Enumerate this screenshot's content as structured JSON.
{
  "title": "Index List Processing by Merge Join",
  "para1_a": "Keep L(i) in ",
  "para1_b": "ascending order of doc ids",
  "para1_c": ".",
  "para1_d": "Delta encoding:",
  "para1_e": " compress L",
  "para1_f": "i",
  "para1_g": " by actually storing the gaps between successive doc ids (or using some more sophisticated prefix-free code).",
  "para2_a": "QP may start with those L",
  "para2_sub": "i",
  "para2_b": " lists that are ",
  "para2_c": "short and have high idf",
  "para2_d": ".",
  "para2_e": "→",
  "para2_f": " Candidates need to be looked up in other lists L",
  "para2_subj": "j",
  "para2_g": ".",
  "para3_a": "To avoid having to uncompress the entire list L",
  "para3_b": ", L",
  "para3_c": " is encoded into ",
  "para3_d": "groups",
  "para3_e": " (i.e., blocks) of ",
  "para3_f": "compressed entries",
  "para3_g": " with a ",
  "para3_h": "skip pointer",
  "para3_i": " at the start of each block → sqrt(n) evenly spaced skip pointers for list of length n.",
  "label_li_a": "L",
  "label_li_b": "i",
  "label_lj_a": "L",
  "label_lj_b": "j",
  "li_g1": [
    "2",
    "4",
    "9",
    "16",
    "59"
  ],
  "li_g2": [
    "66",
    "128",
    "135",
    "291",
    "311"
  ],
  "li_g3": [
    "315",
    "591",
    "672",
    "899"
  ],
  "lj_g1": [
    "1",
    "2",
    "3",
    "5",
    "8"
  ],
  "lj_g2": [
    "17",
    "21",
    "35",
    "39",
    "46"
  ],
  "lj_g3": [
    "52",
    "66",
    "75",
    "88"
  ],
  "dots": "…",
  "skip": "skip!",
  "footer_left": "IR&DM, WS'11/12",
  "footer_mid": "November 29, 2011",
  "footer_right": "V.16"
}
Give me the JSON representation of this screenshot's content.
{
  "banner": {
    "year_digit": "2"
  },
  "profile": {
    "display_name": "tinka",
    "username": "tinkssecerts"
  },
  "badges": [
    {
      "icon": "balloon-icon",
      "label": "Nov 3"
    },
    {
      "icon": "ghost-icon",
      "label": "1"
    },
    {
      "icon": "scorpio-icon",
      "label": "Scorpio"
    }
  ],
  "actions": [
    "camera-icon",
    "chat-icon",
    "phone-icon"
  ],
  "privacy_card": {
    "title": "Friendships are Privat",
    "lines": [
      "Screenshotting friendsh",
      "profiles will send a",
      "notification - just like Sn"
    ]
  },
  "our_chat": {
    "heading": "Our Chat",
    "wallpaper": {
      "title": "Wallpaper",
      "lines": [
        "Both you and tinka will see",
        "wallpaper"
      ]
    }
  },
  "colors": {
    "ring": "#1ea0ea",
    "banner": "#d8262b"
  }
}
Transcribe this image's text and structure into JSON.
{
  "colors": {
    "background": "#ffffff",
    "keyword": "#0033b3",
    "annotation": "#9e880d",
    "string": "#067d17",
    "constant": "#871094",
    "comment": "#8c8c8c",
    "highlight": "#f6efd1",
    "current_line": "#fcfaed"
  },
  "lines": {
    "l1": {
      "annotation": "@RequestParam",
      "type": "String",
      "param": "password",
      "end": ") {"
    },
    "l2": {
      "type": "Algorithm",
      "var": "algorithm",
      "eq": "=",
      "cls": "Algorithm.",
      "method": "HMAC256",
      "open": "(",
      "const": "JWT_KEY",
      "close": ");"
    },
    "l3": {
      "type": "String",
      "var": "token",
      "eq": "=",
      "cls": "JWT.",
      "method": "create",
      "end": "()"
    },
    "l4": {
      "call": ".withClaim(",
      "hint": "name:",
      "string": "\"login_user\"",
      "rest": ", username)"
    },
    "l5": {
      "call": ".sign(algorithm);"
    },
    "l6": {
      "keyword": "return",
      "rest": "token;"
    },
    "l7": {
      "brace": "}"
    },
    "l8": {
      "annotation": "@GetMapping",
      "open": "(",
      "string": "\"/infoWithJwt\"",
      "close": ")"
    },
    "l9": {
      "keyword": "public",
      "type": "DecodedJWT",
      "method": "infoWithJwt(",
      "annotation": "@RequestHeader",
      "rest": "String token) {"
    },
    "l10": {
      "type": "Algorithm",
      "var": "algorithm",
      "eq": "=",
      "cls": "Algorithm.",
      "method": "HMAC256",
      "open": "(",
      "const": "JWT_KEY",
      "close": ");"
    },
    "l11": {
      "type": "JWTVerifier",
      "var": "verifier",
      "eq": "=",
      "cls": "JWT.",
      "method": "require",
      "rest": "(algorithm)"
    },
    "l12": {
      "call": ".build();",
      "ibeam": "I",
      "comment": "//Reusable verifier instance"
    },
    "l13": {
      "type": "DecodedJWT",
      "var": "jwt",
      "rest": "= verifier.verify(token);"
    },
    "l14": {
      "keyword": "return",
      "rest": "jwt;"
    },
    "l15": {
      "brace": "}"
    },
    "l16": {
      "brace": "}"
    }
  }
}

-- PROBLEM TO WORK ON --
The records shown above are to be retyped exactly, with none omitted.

-- SOLUTION TO THE EXERCISE --
Enumerate this screenshot's content as structured JSON.
{
  "title": "Index List Processing by Merge Join",
  "para1_a": "Keep L(i) in ",
  "para1_b": "ascending order of doc ids",
  "para1_c": ".",
  "para1_d": "Delta encoding:",
  "para1_e": " compress L",
  "para1_f": "i",
  "para1_g": " by actually storing the gaps between successive doc ids (or using some more sophisticated prefix-free code).",
  "para2_a": "QP may start with those L",
  "para2_sub": "i",
  "para2_b": " lists that are ",
  "para2_c": "short and have high idf",
  "para2_d": ".",
  "para2_e": "→",
  "para2_f": " Candidates need to be looked up in other lists L",
  "para2_subj": "j",
  "para2_g": ".",
  "para3_a": "To avoid having to uncompress the entire list L",
  "para3_b": ", L",
  "para3_c": " is encoded into ",
  "para3_d": "groups",
  "para3_e": " (i.e., blocks) of ",
  "para3_f": "compressed entries",
  "para3_g": " with a ",
  "para3_h": "skip pointer",
  "para3_i": " at the start of each block → sqrt(n) evenly spaced skip pointers for list of length n.",
  "label_li_a": "L",
  "label_li_b": "i",
  "label_lj_a": "L",
  "label_lj_b": "j",
  "li_g1": [
    "2",
    "4",
    "9",
    "16",
    "59"
  ],
  "li_g2": [
    "66",
    "128",
    "135",
    "291",
    "311"
  ],
  "li_g3": [
    "315",
    "591",
    "672",
    "899"
  ],
  "lj_g1": [
    "1",
    "2",
    "3",
    "5",
    "8"
  ],
  "lj_g2": [
    "17",
    "21",
    "35",
    "39",
    "46"
  ],
  "lj_g3": [
    "52",
    "66",
    "75",
    "88"
  ],
  "dots": "…",
  "skip": "skip!",
  "footer_left": "IR&DM, WS'11/12",
  "footer_mid": "November 29, 2011",
  "footer_right": "V.16"
}
Give me the JSON representation of this screenshot's content.
{
  "banner": {
    "year_digit": "2"
  },
  "profile": {
    "display_name": "tinka",
    "username": "tinkssecerts"
  },
  "badges": [
    {
      "icon": "balloon-icon",
      "label": "Nov 3"
    },
    {
      "icon": "ghost-icon",
      "label": "1"
    },
    {
      "icon": "scorpio-icon",
      "label": "Scorpio"
    }
  ],
  "actions": [
    "camera-icon",
    "chat-icon",
    "phone-icon"
  ],
  "privacy_card": {
    "title": "Friendships are Privat",
    "lines": [
      "Screenshotting friendsh",
      "profiles will send a",
      "notification - just like Sn"
    ]
  },
  "our_chat": {
    "heading": "Our Chat",
    "wallpaper": {
      "title": "Wallpaper",
      "lines": [
        "Both you and tinka will see",
        "wallpaper"
      ]
    }
  },
  "colors": {
    "ring": "#1ea0ea",
    "banner": "#d8262b"
  }
}
Transcribe this image's text and structure into JSON.
{
  "colors": {
    "background": "#ffffff",
    "keyword": "#0033b3",
    "annotation": "#9e880d",
    "string": "#067d17",
    "constant": "#871094",
    "comment": "#8c8c8c",
    "highlight": "#f6efd1",
    "current_line": "#fcfaed"
  },
  "lines": {
    "l1": {
      "annotation": "@RequestParam",
      "type": "String",
      "param": "password",
      "end": ") {"
    },
    "l2": {
      "type": "Algorithm",
      "var": "algorithm",
      "eq": "=",
      "cls": "Algorithm.",
      "method": "HMAC256",
      "open": "(",
      "const": "JWT_KEY",
      "close": ");"
    },
    "l3": {
      "type": "String",
      "var": "token",
      "eq": "=",
      "cls": "JWT.",
      "method": "create",
      "end": "()"
    },
    "l4": {
      "call": ".withClaim(",
      "hint": "name:",
      "string": "\"login_user\"",
      "rest": ", username)"
    },
    "l5": {
      "call": ".sign(algorithm);"
    },
    "l6": {
      "keyword": "return",
      "rest": "token;"
    },
    "l7": {
      "brace": "}"
    },
    "l8": {
      "annotation": "@GetMapping",
      "open": "(",
      "string": "\"/infoWithJwt\"",
      "close": ")"
    },
    "l9": {
      "keyword": "public",
      "type": "DecodedJWT",
      "method": "infoWithJwt(",
      "annotation": "@RequestHeader",
      "rest": "String token) {"
    },
    "l10": {
      "type": "Algorithm",
      "var": "algorithm",
      "eq": "=",
      "cls": "Algorithm.",
      "method": "HMAC256",
      "open": "(",
      "const": "JWT_KEY",
      "close": ");"
    },
    "l11": {
      "type": "JWTVerifier",
      "var": "verifier",
      "eq": "=",
      "cls": "JWT.",
      "method": "require",
      "rest": "(algorithm)"
    },
    "l12": {
      "call": ".build();",
      "ibeam": "I",
      "comment": "//Reusable verifier instance"
    },
    "l13": {
      "type": "DecodedJWT",
      "var": "jwt",
      "rest": "= verifier.verify(token);"
    },
    "l14": {
      "keyword": "return",
      "rest": "jwt;"
    },
    "l15": {
      "brace": "}"
    },
    "l16": {
      "brace": "}"
    }
  }
}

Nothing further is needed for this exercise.